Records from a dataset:
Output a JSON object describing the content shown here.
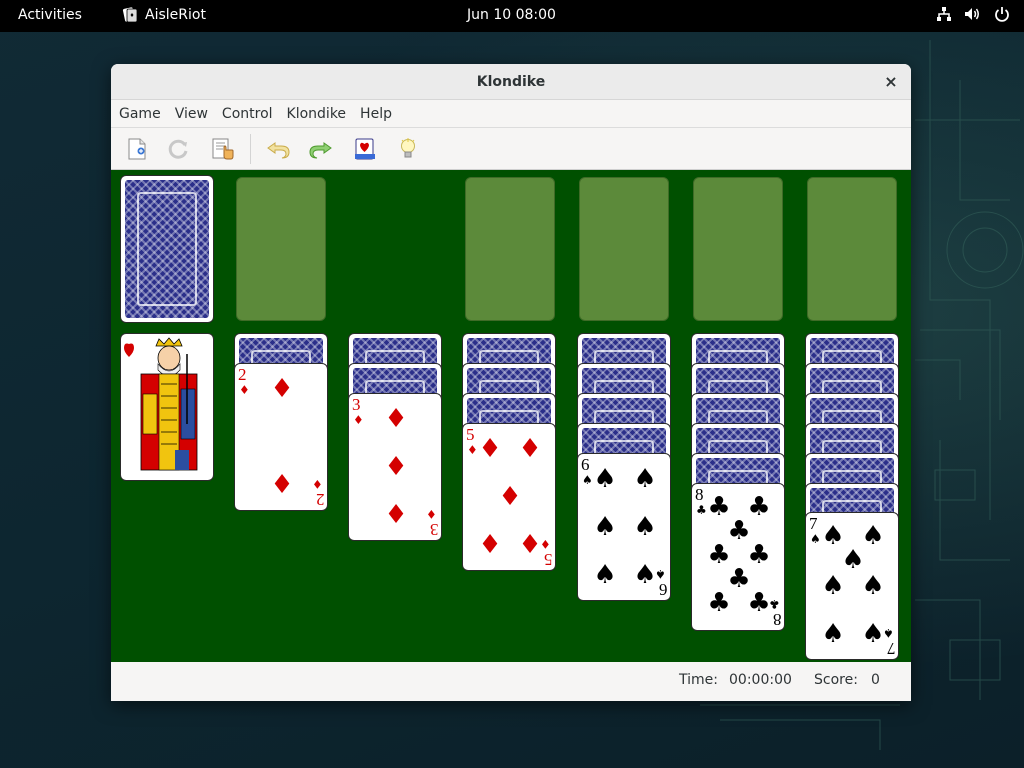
{
  "topbar": {
    "activities": "Activities",
    "app_name": "AisleRiot",
    "clock": "Jun 10  08:00",
    "icons": [
      "network-icon",
      "volume-icon",
      "power-icon"
    ]
  },
  "window": {
    "title": "Klondike",
    "close_glyph": "×"
  },
  "menu": [
    "Game",
    "View",
    "Control",
    "Klondike",
    "Help"
  ],
  "toolbar": {
    "buttons": [
      "new-game-icon",
      "restart-icon",
      "select-game-icon",
      "undo-icon",
      "redo-icon",
      "deal-icon",
      "hint-icon"
    ]
  },
  "colors": {
    "felt": "#005000",
    "slot": "#5c8a3a",
    "card_back": "#2b2f8a",
    "red_suit": "#d40000"
  },
  "game": {
    "stock": "card-back",
    "waste": {
      "rank": "K",
      "suit": "♥"
    },
    "foundations": 4,
    "tableau": [
      {
        "hidden": 1,
        "rank": "2",
        "suit": "♦"
      },
      {
        "hidden": 2,
        "rank": "3",
        "suit": "♦"
      },
      {
        "hidden": 3,
        "rank": "5",
        "suit": "♦"
      },
      {
        "hidden": 4,
        "rank": "6",
        "suit": "♠"
      },
      {
        "hidden": 5,
        "rank": "8",
        "suit": "♣"
      },
      {
        "hidden": 6,
        "rank": "7",
        "suit": "♠"
      }
    ]
  },
  "status": {
    "time_label": "Time:",
    "time_value": "00:00:00",
    "score_label": "Score:",
    "score_value": "0"
  }
}
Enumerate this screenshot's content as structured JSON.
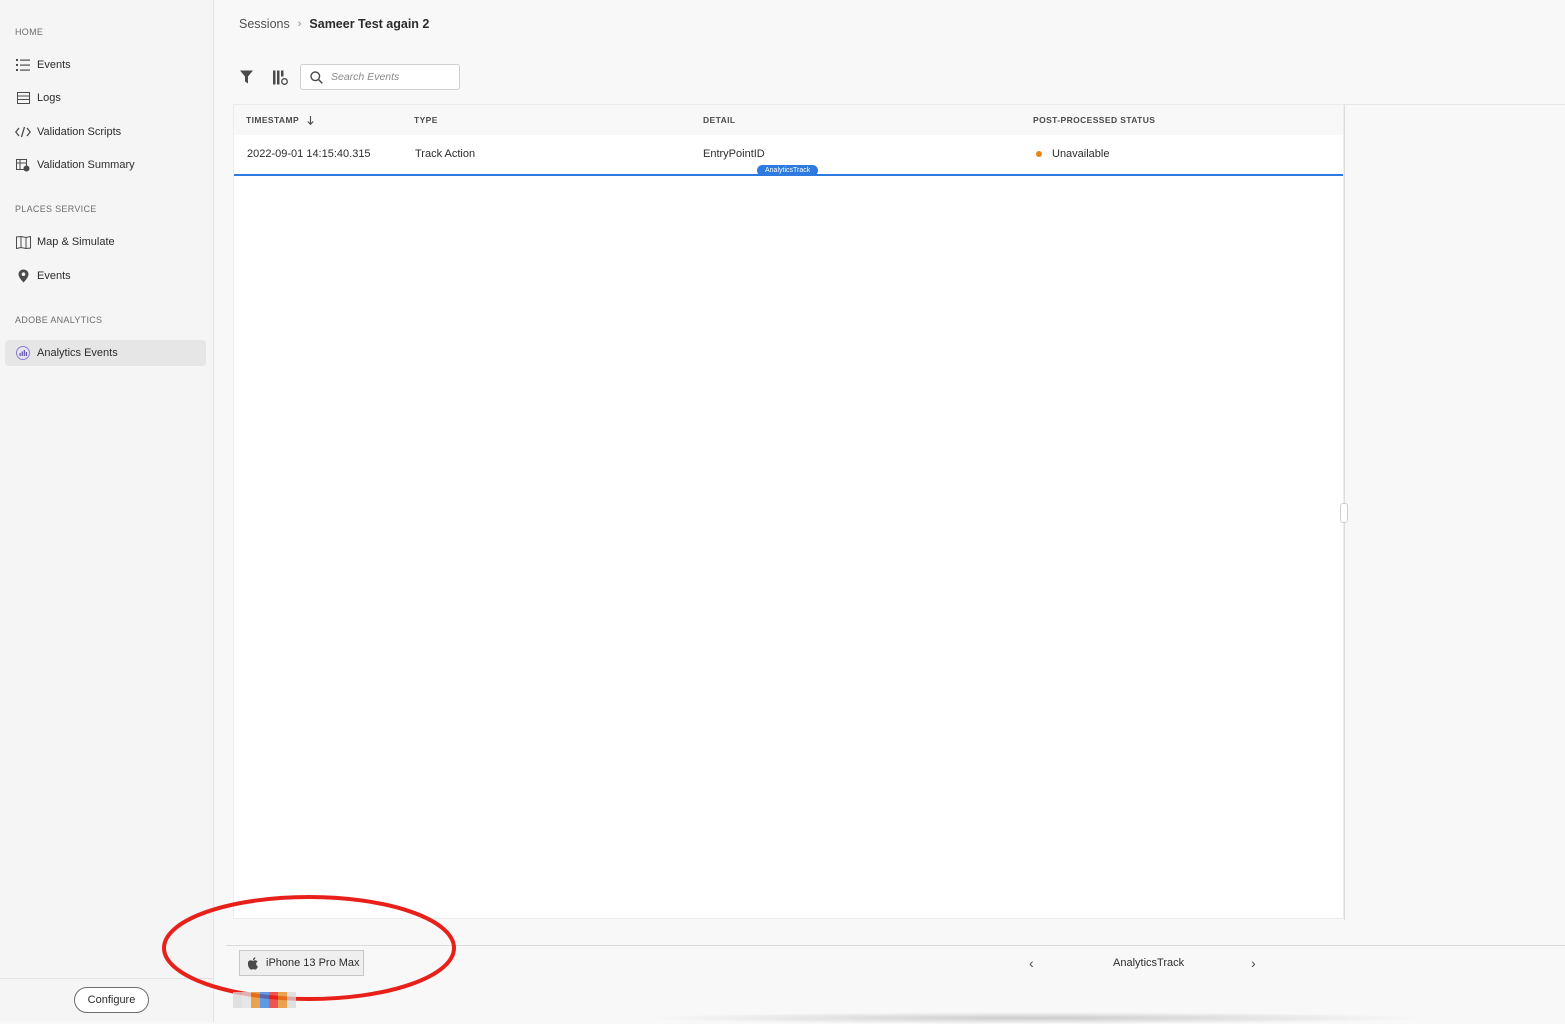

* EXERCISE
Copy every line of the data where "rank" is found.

* RESPONSE TO THIS TASK
      "rank": "K",
        "rank": "2",
        "rank": "3",
        "rank": "5",
        "rank": "6",
        "rank": "8",
        "rank": "7",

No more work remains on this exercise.